Extracted information:
····················

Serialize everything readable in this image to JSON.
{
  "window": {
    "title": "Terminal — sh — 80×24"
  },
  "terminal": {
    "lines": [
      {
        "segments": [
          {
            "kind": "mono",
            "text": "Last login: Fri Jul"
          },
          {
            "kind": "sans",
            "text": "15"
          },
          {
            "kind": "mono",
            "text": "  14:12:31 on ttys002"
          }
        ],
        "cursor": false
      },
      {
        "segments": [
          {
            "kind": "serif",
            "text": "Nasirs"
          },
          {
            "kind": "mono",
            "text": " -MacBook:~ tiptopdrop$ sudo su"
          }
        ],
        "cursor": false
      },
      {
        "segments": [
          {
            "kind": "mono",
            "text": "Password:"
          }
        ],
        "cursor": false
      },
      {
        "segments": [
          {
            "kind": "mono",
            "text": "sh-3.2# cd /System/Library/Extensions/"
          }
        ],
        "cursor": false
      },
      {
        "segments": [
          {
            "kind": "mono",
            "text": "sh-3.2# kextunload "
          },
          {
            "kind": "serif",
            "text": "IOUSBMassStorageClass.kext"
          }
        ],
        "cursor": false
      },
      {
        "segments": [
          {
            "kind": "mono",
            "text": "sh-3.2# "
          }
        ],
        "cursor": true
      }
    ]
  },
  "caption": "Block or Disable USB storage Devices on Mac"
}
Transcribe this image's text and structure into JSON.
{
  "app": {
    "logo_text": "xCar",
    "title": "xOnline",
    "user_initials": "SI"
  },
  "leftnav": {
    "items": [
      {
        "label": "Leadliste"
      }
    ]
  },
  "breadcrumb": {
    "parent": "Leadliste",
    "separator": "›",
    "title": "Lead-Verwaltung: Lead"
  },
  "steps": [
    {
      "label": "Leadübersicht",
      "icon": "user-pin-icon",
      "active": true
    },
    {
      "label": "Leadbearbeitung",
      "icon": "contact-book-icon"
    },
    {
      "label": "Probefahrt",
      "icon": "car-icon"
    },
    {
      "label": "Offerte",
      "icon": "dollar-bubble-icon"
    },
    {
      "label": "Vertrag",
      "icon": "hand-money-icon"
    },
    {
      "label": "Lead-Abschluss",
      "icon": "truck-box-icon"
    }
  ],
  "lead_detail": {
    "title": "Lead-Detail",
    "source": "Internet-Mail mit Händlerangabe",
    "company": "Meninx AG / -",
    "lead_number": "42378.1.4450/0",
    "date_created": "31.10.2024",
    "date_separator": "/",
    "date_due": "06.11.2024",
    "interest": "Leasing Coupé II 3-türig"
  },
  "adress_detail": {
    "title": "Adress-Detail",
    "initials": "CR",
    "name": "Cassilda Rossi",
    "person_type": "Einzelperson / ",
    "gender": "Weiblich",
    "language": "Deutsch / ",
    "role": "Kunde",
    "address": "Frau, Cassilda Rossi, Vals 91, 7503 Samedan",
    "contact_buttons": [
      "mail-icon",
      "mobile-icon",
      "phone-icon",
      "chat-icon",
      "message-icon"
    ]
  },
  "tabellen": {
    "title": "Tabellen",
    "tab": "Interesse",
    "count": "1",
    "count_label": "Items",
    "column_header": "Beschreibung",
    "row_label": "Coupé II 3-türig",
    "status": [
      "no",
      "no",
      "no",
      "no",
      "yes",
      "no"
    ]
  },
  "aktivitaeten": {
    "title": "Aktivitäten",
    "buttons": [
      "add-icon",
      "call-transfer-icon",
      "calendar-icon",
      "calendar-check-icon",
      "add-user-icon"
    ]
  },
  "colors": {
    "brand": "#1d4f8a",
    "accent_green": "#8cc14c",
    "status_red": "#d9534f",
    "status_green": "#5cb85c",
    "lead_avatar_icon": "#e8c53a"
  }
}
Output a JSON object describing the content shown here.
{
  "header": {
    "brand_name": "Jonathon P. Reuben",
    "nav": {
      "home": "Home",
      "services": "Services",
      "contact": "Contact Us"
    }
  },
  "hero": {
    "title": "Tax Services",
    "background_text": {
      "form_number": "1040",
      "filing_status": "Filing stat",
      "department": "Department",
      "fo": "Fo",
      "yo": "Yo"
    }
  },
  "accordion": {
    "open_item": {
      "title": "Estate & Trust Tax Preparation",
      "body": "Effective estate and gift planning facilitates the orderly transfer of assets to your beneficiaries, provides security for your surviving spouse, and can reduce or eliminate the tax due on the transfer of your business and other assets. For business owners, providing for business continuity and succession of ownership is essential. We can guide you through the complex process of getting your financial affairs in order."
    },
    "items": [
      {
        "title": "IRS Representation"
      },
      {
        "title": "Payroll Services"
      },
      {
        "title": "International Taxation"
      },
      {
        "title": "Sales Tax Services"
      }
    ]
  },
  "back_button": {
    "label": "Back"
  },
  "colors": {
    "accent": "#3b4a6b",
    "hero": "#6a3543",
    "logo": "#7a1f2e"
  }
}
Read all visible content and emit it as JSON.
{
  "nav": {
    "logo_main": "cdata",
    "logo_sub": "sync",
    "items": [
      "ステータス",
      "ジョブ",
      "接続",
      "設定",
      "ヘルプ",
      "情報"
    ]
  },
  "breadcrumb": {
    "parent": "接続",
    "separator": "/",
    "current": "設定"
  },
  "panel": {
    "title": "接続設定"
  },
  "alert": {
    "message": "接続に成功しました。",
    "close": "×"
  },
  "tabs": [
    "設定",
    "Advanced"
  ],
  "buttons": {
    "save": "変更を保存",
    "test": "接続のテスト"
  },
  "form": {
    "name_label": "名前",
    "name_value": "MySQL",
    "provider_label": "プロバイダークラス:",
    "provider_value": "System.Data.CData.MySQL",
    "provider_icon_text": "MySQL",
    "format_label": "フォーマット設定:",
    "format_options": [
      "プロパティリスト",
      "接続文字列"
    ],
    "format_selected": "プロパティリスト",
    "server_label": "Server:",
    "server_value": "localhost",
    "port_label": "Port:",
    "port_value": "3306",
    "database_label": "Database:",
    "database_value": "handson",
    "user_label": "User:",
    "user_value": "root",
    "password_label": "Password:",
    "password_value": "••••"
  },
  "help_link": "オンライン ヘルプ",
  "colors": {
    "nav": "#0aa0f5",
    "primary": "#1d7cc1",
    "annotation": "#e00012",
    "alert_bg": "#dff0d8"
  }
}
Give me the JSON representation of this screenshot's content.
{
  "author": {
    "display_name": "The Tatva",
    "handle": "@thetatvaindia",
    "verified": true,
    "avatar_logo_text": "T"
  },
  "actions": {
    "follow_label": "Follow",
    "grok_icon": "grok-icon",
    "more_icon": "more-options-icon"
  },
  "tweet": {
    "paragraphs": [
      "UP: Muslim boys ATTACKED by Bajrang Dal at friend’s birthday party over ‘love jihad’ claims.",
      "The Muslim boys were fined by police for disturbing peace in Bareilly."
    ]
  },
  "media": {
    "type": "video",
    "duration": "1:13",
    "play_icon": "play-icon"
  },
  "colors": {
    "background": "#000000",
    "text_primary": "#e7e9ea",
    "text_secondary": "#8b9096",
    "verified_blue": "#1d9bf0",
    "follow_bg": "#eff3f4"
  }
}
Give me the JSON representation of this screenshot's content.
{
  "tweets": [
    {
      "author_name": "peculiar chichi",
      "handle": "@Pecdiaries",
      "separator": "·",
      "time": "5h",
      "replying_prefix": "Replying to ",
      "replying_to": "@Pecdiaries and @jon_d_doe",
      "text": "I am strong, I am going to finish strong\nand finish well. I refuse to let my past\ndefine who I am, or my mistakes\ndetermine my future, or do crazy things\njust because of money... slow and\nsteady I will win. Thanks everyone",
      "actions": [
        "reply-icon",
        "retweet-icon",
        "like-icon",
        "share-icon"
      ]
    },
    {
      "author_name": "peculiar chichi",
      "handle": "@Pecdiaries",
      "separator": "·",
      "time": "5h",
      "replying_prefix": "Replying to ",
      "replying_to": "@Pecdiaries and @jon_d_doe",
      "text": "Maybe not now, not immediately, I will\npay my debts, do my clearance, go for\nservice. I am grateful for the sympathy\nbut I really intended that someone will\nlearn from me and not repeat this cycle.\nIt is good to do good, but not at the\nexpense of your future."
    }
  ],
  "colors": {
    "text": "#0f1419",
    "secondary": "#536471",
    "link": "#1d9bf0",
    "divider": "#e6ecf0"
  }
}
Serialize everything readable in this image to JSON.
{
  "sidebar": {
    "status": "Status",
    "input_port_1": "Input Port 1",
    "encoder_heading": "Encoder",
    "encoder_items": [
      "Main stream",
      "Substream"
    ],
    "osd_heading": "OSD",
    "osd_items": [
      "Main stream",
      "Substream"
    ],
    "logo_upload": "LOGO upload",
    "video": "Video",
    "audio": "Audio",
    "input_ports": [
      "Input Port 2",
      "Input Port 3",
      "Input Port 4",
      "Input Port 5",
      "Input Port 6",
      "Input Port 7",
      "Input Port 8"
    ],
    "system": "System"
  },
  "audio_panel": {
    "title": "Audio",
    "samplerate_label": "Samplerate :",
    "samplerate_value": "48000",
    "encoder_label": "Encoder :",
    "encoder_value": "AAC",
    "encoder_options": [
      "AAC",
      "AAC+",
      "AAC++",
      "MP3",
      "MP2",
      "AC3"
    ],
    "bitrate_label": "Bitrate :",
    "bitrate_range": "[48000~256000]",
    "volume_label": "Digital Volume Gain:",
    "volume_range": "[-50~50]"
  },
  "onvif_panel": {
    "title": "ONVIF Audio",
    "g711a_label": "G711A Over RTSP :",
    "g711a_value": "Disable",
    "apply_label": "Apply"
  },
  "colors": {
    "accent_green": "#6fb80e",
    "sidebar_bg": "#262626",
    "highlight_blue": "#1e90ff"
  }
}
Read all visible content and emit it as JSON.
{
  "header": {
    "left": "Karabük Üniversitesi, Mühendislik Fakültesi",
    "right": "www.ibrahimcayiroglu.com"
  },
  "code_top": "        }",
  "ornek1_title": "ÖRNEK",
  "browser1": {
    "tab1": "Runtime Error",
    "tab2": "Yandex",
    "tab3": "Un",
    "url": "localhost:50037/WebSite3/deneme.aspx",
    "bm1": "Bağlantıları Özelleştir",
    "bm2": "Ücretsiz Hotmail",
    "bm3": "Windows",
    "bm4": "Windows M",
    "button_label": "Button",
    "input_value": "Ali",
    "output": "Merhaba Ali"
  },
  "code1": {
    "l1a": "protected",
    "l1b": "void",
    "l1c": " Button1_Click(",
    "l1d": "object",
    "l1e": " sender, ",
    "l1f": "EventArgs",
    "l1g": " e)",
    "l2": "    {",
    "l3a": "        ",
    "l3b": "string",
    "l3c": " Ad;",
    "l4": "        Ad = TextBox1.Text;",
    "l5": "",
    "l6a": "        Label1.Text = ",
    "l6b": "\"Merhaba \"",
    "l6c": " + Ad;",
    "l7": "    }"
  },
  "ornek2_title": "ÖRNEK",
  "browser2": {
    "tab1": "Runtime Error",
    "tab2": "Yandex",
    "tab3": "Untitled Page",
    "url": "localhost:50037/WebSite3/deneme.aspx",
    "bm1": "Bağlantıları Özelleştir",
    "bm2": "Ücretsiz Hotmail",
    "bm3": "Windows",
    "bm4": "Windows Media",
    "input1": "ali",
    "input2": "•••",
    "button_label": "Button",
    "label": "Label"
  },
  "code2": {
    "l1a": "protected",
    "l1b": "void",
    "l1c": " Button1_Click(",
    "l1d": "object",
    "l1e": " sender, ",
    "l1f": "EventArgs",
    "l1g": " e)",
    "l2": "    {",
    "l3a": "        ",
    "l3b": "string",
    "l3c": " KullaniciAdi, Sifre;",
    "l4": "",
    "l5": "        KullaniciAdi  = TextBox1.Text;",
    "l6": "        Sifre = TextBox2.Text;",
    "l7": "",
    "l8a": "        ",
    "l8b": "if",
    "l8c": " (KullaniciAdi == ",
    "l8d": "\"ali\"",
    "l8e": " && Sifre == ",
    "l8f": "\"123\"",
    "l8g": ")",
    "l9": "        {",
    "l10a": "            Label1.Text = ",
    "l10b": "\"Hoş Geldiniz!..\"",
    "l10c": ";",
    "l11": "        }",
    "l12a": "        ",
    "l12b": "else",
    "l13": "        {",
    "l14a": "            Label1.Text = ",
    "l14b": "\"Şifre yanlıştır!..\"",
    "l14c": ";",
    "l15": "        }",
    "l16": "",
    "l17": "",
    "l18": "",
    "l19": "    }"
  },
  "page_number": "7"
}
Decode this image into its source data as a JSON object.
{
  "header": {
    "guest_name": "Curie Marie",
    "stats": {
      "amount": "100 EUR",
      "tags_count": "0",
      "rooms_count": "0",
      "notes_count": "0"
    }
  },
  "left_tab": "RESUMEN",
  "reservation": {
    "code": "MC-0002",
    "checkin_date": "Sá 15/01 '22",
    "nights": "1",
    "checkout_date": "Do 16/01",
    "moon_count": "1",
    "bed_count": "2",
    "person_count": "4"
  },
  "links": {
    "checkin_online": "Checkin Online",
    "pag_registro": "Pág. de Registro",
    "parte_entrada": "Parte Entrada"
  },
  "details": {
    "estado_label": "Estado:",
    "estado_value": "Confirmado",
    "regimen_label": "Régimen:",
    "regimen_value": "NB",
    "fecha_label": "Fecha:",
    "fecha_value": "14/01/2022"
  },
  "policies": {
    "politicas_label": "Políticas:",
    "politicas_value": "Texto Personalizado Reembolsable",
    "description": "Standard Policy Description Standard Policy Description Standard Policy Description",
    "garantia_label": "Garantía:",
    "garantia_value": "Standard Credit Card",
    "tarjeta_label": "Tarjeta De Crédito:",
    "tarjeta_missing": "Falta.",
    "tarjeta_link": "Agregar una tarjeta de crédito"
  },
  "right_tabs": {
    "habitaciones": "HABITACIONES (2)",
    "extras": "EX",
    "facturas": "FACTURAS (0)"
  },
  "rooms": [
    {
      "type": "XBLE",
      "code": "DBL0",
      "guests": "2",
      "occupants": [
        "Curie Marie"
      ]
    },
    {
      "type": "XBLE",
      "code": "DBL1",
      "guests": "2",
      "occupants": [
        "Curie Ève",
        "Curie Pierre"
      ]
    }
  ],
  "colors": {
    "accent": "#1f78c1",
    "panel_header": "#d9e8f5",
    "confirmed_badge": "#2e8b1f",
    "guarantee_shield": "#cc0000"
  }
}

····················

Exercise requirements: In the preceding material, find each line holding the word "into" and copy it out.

Reply to the exercise:
Transcribe this image's text and structure into JSON.
Decode this image into its source data as a JSON object.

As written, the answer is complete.